You devote an entire chapter, plus the epilogue, to explaining Mike Bloomberg’s leadership style and the key things that made the Bloomberg administration work. I am sure mayors, urban leaders, and our readers would like to know more about them.

Bloomberg’s leadership style was unique. He told me when I first interviewed for the job that his style was to pick great people, give them the space and support to let them do their jobs. He lived up to that every step along the way.

He gave us the room to be creative, and to be empowered. That’s part of why people stayed as long as they did. Many people stayed in the Bloomberg administration for the full 12 years. I stayed for six years, which was the longest anybody had been in my position. People believed they would get things done, often of historical significance, and he was going to be there to support them. That was something that made people feel incredibly energized.

I tell the story in the book of when one my major initiatives, the West Side stadium, was becoming a massive political liability for him just as he was gearing up to run for reelection. I went to him and said to him that if the cost of winning the stadium battle (and the Olympic bid that was closely associated with it) was him losing the mayoral race, then maybe we should drop it. It wasn’t worth it. He responded with an anger that I hadn’t experienced from him in our 13 years working together. “We got into this together. It’s the right thing for New York. We’re going to see it to the end!” he retorted. And when it ultimately went down in defeat, the only thing he asked was, “What’s Plan B?” At the time I didn’t have one, but he trusted I would come up with one.

In my entire time at City Hall, I can not recall a single discussion with him about the impact of an initiative or an effort on his reelection prospects. I think that’s an extraordinary thing for an elected official. I think it was why he was so popular (and why today polls about his tenure as mayor still show 70% approval). He was entirely without guile—he said what he was going to do and then he did it. Of course, being very competent helped too. But the main lesson of the Bloomberg mayoralty is that people support a politician who they trust, even if they don’t always agree with him or her.

You now lead a new company, backed by one of the largest tech companies in the world, Google’s parent, Alphabet, focusing on new models of urban development. Can you tell us more about that and how your experience in NYC with the Bloomberg administration shapes this new chapter of your work?

For me, what I am doing now is the culmination of the last two phases of my career. First in the Bloomberg administration, thinking about what makes cities tick, and then I had the experience of running the largest tech company in New York City, Bloomberg LP. It was the combination of these two experiences that led me to begin to appreciate that we are entering what I like to call the fourth technology revolution for cities.
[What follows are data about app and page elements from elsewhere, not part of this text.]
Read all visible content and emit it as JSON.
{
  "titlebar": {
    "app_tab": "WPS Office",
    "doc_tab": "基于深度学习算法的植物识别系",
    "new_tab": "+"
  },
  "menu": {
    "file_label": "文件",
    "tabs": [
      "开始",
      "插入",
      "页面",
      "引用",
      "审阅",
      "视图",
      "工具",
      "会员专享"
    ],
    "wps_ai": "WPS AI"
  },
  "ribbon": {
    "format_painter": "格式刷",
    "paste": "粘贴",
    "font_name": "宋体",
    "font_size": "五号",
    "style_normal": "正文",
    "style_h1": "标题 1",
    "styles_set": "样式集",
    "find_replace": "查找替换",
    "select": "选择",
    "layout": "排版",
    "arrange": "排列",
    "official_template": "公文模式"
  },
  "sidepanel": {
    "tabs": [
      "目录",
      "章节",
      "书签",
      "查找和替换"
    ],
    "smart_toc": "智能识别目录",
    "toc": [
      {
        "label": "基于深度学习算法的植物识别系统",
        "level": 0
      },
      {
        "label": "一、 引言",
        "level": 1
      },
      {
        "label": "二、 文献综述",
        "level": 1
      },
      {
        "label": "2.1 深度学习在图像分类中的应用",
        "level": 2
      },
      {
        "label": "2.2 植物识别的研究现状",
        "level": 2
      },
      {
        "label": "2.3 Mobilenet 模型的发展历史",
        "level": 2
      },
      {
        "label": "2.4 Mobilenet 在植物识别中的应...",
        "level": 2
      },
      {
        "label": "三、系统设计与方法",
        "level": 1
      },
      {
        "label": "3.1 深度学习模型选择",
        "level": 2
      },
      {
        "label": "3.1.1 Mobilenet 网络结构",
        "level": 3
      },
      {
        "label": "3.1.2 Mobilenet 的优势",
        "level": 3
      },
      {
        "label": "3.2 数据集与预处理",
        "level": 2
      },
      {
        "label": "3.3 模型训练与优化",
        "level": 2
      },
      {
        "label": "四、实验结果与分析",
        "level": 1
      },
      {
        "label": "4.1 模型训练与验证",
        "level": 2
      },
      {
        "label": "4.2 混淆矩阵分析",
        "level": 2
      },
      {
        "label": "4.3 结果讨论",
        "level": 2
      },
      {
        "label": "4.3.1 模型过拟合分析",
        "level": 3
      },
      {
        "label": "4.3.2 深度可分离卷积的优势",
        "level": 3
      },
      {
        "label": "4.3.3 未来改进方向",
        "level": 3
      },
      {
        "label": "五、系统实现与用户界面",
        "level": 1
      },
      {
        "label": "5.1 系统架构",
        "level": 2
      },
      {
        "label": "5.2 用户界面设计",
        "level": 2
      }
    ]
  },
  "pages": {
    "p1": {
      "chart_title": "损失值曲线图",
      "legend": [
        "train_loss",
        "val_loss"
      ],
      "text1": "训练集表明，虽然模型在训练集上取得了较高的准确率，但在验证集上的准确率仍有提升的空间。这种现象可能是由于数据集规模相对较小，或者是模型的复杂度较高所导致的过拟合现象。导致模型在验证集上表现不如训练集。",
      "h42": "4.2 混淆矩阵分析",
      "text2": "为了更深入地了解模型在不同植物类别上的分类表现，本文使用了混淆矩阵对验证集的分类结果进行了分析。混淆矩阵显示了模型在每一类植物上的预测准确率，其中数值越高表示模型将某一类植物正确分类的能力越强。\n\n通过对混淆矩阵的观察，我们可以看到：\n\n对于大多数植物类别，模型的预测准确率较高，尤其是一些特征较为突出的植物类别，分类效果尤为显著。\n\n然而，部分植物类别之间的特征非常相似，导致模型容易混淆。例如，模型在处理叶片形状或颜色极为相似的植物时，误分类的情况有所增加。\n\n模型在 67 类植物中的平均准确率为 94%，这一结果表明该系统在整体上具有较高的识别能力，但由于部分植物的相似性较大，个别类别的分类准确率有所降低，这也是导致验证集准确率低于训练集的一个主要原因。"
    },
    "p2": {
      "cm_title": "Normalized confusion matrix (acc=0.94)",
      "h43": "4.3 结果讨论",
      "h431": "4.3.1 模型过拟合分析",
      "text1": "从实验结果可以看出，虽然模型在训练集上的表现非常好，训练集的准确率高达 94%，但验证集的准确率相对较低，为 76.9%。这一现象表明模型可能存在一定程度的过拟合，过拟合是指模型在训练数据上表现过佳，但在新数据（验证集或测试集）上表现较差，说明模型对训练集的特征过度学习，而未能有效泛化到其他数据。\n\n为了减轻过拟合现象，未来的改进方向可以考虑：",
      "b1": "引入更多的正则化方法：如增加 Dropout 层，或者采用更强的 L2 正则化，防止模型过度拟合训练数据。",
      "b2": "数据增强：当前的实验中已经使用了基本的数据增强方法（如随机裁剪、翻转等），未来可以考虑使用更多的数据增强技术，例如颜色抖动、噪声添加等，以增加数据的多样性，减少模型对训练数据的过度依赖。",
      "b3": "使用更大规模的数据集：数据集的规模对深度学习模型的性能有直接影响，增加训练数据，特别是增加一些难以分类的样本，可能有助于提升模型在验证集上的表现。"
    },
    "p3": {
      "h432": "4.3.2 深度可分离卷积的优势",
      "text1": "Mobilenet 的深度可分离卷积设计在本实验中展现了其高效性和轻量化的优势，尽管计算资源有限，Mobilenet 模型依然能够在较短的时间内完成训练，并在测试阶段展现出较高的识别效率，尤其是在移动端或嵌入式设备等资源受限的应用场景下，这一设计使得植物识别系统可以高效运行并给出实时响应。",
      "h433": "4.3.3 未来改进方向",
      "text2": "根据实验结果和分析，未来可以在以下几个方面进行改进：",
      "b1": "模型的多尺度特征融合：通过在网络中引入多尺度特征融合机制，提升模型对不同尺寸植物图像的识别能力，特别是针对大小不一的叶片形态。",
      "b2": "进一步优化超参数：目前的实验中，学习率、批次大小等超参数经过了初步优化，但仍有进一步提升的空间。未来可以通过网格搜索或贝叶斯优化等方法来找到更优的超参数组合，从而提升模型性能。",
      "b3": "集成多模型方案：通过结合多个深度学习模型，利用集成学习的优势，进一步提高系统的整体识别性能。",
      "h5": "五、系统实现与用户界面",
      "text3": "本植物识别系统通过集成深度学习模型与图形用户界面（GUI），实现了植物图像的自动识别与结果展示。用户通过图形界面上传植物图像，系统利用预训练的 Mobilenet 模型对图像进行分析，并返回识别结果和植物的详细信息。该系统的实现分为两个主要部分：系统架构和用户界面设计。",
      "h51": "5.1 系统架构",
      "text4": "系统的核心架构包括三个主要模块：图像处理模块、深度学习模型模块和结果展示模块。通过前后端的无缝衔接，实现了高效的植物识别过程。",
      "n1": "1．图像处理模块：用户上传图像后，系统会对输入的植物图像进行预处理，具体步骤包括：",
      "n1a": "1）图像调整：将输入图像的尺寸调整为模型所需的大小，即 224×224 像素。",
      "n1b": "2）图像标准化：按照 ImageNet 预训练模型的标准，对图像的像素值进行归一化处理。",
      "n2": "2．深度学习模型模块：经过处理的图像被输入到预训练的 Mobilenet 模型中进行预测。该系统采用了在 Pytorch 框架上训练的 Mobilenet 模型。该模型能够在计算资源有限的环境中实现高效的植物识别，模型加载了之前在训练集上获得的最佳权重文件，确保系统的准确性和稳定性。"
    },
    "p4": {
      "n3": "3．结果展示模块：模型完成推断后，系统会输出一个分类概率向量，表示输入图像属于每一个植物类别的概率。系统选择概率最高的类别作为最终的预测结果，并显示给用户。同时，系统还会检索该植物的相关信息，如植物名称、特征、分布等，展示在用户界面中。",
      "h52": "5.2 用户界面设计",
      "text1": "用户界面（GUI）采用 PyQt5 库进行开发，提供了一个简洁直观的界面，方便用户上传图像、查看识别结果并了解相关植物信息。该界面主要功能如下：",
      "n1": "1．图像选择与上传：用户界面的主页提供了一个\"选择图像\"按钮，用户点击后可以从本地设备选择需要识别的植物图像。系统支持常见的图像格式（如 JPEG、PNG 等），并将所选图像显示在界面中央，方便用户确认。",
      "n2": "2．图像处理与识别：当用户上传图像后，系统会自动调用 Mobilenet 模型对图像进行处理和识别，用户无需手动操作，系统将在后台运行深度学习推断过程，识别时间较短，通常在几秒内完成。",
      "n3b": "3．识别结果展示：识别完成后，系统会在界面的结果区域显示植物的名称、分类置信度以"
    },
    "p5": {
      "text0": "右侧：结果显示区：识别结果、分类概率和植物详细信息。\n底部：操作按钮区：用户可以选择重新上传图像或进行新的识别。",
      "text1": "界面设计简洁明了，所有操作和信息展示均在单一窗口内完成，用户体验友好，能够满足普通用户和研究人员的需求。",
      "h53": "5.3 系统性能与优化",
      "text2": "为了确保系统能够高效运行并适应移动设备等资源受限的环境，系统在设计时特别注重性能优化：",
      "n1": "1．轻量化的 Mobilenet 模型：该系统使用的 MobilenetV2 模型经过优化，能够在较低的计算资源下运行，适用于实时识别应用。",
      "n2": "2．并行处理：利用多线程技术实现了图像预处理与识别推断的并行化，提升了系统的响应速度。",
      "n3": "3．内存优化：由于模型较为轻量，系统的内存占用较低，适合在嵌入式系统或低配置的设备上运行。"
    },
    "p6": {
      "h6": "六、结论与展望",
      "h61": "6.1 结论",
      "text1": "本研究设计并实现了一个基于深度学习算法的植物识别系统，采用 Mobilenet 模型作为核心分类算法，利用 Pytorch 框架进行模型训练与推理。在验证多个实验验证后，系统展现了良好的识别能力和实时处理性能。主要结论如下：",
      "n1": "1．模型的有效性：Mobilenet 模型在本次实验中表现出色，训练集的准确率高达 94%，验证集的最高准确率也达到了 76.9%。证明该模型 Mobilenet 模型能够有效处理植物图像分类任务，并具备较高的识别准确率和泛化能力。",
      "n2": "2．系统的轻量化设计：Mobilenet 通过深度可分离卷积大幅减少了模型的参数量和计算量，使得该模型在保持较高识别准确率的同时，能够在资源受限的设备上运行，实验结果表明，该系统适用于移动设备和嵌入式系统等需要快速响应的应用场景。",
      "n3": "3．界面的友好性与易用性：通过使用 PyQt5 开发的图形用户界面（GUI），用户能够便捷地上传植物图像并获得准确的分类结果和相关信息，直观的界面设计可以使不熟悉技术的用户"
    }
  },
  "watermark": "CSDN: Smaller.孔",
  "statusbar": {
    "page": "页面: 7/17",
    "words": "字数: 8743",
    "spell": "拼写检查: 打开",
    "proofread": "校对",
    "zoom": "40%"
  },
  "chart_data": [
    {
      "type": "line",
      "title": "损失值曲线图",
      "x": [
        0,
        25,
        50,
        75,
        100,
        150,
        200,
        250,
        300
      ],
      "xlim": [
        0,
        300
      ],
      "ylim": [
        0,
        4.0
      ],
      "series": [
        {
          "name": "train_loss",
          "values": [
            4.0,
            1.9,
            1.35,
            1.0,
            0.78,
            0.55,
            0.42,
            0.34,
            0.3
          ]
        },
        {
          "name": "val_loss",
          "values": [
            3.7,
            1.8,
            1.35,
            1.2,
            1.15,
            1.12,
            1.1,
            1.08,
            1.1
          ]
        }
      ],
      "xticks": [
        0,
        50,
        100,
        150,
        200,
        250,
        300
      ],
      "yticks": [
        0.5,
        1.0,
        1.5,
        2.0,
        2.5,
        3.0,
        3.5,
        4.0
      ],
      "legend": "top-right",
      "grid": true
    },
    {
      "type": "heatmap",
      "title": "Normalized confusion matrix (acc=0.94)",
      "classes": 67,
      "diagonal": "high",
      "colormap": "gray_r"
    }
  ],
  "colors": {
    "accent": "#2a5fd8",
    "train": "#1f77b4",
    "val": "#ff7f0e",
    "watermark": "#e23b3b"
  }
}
Digital technologies, like ubiquitous connectivity, sensing, social networks, advancing computing power which enables machine learning and artificial intelligence, and new design and fabrication technologies, have the capacity to become every bit as impactful on urban environments—across every dimension of urban life—as the three previous revolutions, the steam engine, the electric grid and the automobile, were.

Today at Sidewalk Labs we are exploring what emerging technologies will mean for cities. We want to do that by building a large scale district where we can pioneer—on an integrated basis—many of the innovations that are or are becoming possible. We believe that we can demonstrate that cities can become much more sustainable, more affordable, and more enjoyable. That we can erase some of the bad friction I talked about but still keep the good friction that makes us love our cities. Cities are facing real challenges today, but there are also some very exciting solutions we hope to play a critical role in helping to show are possible.